Estate agency rent surveys - Civil servants remuneration
Estate agency rent surveys
This article describes the estate agency rent surveys (EARS) which are organised in the European Union Member States, presenting background information and a link to published reports.
These surveys are done in the context of the wider work done to compare the relative cost of living of international civil servants between their place of employment and that of Brussels, the reference city.
Because of the importance of housing costs in the overall expenditure of a household, specific rent surveys are carried out annually through estate agencies.
The EARS are carried out in collaboration between Eurostat, the International Service for Remunerations and Pensions (ISRP) at the OECD and the National Statistical Offices. Rent prices are collected around mid-year for precise types of accommodation in pre-selected neighbourhoods. Example survey guidelines are provided as an appendix to the methodology manual ‘Intra-EU correction coefficients for Article 64 purposes DOC A6465/15/59rev’.

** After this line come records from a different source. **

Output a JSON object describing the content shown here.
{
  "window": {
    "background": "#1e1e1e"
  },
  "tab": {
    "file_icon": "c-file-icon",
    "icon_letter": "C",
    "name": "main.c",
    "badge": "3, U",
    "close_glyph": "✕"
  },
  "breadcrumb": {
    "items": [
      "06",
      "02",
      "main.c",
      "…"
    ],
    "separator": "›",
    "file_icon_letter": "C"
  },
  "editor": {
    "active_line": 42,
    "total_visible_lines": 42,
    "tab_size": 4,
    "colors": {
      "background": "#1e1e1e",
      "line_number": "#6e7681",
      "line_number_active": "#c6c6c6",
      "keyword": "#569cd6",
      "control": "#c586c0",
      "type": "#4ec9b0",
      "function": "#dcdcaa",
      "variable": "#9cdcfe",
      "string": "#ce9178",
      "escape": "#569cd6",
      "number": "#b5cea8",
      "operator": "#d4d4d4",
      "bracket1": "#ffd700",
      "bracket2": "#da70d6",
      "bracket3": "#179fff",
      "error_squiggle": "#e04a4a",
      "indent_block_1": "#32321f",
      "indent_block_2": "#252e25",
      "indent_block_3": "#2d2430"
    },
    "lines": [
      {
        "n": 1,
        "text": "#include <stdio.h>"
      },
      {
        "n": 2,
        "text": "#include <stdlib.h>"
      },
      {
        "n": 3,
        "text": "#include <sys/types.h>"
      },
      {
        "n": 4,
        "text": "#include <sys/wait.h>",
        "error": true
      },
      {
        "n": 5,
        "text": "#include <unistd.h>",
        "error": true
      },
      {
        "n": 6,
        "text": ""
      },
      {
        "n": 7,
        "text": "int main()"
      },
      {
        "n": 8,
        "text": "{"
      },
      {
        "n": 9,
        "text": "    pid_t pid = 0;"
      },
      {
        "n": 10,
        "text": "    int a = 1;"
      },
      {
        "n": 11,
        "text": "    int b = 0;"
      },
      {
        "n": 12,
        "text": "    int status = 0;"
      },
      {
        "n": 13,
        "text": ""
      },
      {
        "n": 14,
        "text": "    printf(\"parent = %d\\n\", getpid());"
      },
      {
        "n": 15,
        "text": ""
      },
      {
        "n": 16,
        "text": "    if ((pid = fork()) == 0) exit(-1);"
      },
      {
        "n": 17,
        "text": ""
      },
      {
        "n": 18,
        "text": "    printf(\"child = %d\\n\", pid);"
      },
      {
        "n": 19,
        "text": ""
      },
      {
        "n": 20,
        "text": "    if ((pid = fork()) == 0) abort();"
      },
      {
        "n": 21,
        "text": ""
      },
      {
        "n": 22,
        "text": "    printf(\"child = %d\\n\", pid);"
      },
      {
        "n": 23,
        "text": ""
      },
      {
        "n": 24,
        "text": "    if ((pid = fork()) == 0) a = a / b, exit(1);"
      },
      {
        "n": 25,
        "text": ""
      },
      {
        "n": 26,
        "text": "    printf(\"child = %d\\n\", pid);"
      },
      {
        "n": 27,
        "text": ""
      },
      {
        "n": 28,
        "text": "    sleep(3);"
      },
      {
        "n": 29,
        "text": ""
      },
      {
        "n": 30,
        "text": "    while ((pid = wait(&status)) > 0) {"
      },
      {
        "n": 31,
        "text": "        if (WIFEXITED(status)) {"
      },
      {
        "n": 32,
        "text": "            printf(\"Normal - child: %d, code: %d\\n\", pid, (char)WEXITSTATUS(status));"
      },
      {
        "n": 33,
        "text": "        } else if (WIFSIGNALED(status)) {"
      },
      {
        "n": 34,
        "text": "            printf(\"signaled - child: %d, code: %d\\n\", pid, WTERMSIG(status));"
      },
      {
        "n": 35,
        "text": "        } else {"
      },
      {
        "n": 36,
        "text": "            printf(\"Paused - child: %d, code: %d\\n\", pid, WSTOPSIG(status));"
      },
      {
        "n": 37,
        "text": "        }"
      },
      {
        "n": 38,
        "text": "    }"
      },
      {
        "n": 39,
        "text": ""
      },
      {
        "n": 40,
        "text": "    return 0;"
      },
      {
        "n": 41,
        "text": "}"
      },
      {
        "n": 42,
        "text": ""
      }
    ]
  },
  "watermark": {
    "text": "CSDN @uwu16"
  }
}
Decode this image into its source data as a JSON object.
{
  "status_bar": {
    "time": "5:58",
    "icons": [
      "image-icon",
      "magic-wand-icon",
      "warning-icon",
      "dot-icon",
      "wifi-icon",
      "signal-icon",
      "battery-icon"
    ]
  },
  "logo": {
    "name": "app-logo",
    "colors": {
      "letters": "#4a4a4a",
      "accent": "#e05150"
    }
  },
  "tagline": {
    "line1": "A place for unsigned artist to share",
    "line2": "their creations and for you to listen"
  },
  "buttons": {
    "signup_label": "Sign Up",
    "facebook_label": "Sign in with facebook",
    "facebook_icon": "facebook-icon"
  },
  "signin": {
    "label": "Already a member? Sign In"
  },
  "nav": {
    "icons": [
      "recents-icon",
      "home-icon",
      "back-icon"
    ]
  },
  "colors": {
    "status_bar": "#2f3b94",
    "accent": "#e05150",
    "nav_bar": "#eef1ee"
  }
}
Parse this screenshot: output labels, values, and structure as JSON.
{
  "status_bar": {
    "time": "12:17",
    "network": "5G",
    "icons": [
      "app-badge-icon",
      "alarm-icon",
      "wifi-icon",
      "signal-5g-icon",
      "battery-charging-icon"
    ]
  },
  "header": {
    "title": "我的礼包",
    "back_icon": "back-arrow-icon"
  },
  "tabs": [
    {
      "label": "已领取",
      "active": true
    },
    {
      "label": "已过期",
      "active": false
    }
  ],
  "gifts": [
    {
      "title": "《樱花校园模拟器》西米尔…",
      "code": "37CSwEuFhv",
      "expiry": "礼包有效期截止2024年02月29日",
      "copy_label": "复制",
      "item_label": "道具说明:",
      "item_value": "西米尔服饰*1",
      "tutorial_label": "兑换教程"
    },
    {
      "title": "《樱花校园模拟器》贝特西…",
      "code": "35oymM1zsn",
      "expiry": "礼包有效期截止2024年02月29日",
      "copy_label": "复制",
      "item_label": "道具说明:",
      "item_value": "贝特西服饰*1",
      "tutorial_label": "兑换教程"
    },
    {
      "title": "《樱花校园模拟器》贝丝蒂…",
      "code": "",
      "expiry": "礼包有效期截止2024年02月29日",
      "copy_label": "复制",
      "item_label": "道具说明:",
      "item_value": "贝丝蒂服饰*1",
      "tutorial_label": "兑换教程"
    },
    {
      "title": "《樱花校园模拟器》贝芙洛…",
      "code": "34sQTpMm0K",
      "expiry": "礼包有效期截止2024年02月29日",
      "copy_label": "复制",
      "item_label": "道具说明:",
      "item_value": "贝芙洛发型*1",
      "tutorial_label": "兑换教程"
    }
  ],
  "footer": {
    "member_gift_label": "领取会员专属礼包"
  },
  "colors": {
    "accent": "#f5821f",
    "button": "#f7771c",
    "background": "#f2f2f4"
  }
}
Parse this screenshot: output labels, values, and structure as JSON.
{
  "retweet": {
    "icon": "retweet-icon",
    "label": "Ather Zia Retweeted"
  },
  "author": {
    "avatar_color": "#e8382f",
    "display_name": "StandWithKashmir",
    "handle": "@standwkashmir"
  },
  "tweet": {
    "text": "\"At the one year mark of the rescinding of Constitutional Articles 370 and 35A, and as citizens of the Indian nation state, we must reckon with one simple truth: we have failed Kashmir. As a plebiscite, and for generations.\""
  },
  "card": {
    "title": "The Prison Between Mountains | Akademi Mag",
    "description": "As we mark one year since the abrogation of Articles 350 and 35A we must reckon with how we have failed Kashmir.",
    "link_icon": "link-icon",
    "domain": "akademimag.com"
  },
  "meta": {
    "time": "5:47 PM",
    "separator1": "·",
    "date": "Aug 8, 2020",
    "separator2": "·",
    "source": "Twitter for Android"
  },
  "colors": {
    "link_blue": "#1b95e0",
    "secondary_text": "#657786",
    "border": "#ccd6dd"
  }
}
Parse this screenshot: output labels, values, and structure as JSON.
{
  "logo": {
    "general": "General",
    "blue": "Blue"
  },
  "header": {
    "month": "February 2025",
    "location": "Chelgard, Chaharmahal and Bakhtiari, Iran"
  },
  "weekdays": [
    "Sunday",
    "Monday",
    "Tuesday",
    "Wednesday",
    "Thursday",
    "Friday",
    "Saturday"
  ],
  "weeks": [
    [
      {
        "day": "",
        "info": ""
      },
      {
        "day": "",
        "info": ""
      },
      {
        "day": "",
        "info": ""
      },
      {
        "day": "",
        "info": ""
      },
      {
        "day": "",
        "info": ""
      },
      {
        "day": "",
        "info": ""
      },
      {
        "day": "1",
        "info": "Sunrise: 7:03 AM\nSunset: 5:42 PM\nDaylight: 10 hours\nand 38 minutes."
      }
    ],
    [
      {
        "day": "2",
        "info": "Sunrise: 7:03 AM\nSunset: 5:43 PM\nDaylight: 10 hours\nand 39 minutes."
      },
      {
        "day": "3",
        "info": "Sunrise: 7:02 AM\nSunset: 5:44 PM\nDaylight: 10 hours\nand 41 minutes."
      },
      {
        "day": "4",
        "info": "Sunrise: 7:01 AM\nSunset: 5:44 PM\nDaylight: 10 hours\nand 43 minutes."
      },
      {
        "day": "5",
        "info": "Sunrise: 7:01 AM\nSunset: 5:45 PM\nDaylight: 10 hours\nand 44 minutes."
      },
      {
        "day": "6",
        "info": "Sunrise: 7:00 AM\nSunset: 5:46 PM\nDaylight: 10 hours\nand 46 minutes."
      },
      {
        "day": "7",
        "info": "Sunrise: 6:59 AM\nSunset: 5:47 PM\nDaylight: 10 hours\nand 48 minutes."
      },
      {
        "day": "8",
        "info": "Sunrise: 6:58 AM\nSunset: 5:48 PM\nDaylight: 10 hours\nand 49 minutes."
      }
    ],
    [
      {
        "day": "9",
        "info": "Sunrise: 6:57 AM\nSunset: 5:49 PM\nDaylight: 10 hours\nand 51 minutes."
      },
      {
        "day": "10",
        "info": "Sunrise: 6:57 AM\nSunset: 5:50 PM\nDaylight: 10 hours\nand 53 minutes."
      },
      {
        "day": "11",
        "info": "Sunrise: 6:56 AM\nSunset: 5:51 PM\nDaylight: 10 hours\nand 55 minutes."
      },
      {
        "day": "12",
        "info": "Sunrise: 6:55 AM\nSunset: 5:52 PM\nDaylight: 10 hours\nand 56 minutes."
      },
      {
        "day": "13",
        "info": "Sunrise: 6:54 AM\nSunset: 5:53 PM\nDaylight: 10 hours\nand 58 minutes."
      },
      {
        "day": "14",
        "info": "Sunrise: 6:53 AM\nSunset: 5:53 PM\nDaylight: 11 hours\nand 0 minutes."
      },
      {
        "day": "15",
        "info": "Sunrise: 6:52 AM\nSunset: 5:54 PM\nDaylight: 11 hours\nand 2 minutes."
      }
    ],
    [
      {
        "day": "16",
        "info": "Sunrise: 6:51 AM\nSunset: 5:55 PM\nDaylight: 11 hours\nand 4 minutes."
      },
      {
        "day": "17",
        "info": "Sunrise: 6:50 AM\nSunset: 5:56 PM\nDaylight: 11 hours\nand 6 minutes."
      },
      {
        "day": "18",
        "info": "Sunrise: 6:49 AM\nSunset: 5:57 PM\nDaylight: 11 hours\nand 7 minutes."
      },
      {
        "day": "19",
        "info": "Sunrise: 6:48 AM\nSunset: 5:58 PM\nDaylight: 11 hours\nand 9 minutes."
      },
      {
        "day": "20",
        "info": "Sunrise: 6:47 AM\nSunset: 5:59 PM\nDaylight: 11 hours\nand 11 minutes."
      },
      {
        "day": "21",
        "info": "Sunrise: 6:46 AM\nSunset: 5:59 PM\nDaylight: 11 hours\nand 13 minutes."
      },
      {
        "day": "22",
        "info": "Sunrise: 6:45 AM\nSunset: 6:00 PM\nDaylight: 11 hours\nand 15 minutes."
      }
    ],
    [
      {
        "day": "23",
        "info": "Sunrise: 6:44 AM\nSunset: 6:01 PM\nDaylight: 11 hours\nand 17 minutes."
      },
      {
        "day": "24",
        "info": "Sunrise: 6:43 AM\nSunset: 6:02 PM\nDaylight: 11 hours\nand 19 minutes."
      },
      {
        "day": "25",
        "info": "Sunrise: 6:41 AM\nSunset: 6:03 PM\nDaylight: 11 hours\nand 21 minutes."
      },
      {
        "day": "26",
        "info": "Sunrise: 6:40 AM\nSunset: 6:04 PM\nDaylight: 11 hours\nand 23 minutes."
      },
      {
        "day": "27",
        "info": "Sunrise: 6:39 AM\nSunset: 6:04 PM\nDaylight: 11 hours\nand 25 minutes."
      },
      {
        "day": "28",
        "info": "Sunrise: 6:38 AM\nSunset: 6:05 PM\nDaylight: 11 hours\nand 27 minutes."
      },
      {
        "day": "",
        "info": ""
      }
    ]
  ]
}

The dwelling type definitions have been developed by the experts and refined over many years, and have been approved for use by the working group on Articles 64 & 65 of the Staff Regulations. The neighbourhoods are carefully selected to reflect actual and potential choices about residential neighbourhoods, and are reviewed each year for example using information about actual choices of expatriate international officials, choices by comparable local professionals, location of international schools, proximity to work premises of expatriate international officials.
For each dwelling type, the information obtained is combined with information derived from similar surveys in earlier years, to establish a six year moving average value. This is then used to determine the difference in rental prices for the same type of property by comparison to Brussels. Because the approach is harmonised, results can also be compared with each of the other locations where the survey is carried out. The rent price for each dwelling type is combined to produce a weighted arithmetic mean rent price, using dwelling type preferences as weights. The dwelling type preferences are identified from periodic surveys amongst expatriate international officials in each location (or a grouped average if there are insufficient responses for an individual location).